When the great death called delusion—mistaking the body and its associate connections such as members of the family for the self—is conquered, one becomes fit to attain that state of immortality, says Sri Adi Sankaracharya in the Vivekachoodamani.
One method adopted by Vedanta is to condemn something that we have to withdraw our attention from. We pay attention to something because we think it gives us joy, it is eternal and it is real.
For these reasons, we identify with our own body and believe it to be real and suffer as a result.
So what is the physical body made up of? Though we know the contents well, the naturally well-packaged body, seamlessly covered by the skin, will never make us experience the true identity.
So the Acharya spells out its contents—skin, flesh, blood, nerve strings, fat, marrow and bones. The mixture of all these is filled and tightened with excretory matter.
The body is a result of the mixing of five elements in a mathematical formula called quintuplication or Pancheekaranam.
The shape, size, colour and health of the body we get is dependent on our past actions. This gross body is an abode or a counter for different experiences of sight, sound, smell, taste, touch, thoughts and feelings. It is able to have the various experiences of perception in the waking state.
Through the help of the sense organs, the gross body comes in contact with gross objects such as garlands, sandalwood paste, other human bodies and objects of various sizes and shapes.
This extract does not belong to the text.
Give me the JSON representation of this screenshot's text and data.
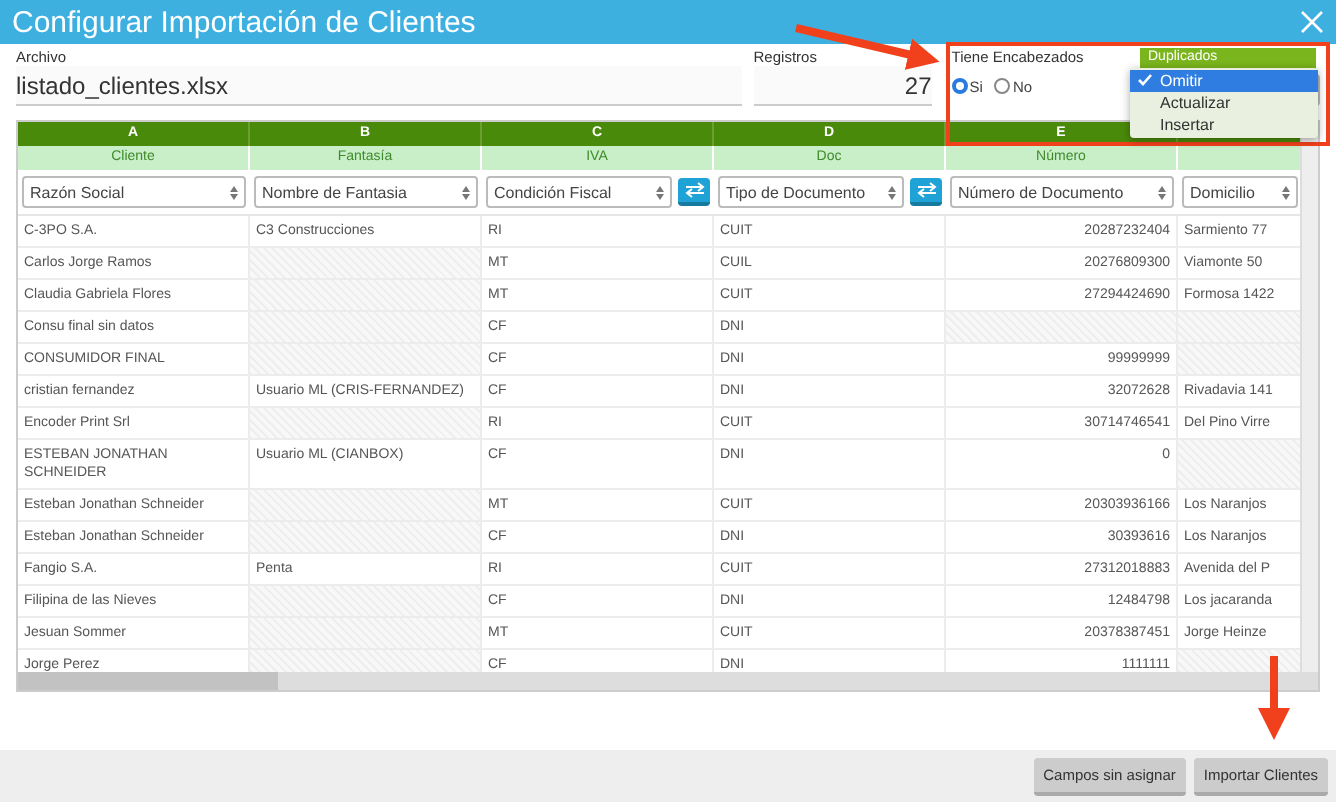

The individual consciousness considers this body to be the self and it has a variety of experiences in the waking state.
Just as a house gives shelter to the one who lives in the house, the body gives shelter to the individual who lives in the body, occupying it.
The special characteristics of the body arising out of its gross nature are that it is subject to old age and death.
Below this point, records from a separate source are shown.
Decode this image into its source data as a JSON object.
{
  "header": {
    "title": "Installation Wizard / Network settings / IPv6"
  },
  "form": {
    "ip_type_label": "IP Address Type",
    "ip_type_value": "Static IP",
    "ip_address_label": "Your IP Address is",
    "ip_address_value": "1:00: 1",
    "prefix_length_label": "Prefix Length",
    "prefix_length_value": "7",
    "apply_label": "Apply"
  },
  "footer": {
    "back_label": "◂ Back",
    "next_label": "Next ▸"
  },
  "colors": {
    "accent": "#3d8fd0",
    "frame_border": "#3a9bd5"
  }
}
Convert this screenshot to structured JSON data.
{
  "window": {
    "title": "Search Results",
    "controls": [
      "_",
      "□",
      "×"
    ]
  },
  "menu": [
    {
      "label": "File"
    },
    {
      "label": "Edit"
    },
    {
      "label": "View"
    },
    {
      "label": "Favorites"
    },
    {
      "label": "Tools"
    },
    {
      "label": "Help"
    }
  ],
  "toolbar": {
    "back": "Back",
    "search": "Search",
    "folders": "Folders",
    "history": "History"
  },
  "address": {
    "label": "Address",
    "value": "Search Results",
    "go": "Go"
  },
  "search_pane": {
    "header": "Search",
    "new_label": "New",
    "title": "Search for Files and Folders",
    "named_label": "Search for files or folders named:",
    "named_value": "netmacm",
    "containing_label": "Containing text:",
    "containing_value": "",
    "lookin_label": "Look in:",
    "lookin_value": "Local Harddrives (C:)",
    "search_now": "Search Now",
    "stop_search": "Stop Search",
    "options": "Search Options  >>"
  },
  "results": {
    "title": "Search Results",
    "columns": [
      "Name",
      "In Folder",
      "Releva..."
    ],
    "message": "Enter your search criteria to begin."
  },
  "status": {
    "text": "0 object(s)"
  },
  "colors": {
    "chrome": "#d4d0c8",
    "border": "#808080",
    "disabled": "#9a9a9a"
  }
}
It has many qualities such as being fat or thin. It goes through various states such as being a toddler, a little child and growing up.
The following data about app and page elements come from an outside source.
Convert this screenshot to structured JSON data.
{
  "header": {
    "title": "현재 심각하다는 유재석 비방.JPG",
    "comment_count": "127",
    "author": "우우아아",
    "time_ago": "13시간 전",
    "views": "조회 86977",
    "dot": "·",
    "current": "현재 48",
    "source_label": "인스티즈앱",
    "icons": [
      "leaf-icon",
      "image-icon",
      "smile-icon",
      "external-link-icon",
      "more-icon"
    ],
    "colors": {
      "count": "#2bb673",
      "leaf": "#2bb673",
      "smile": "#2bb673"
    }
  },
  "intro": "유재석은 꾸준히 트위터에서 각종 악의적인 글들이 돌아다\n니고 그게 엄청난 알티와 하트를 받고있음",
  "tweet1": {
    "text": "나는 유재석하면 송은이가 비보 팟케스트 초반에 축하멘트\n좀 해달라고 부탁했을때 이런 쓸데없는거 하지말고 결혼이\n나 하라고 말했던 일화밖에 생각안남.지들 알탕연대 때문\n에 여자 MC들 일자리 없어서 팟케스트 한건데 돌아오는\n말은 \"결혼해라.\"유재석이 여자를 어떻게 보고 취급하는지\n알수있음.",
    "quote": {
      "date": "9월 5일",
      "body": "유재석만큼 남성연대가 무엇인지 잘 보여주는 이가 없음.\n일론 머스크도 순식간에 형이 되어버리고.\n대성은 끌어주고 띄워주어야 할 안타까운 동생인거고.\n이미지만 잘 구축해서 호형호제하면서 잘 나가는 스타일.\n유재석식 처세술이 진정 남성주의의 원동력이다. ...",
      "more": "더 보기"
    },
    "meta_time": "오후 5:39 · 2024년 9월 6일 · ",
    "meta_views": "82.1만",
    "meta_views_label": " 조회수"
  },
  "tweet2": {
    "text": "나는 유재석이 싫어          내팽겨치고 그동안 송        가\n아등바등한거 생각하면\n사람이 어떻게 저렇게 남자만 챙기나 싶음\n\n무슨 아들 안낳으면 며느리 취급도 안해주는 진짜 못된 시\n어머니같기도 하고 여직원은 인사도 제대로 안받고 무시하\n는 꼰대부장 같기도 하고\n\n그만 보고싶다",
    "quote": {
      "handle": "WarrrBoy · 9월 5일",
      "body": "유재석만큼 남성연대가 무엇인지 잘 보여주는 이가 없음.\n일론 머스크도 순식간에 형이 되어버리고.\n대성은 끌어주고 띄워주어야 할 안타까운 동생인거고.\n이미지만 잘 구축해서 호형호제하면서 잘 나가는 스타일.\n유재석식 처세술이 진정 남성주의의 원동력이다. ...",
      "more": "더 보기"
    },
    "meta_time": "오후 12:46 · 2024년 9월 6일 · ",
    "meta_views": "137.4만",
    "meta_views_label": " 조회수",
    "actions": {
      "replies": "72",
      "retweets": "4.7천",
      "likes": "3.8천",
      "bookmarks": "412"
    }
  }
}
There are many disciplines that the body is subject to such as living in the Varnashrama. The several other experiences are that the body is sometimes worshipped, some time belittled and at other time it is given many gifts and presents.
In this body are situated the organs of perception (eyes, ears, nose, tongue and skin), the organs of action (mouth, hands and legs) and the organs of excretion and reproduction.
While the sense organs of perception help us understand the different objects, beings and situations around us, the organs of action helps us in expressing in this world through our actions.
The writer is Sevika, Chinmaya Mission, Coimbatore (www.chinmayamission.com); email: email@example.com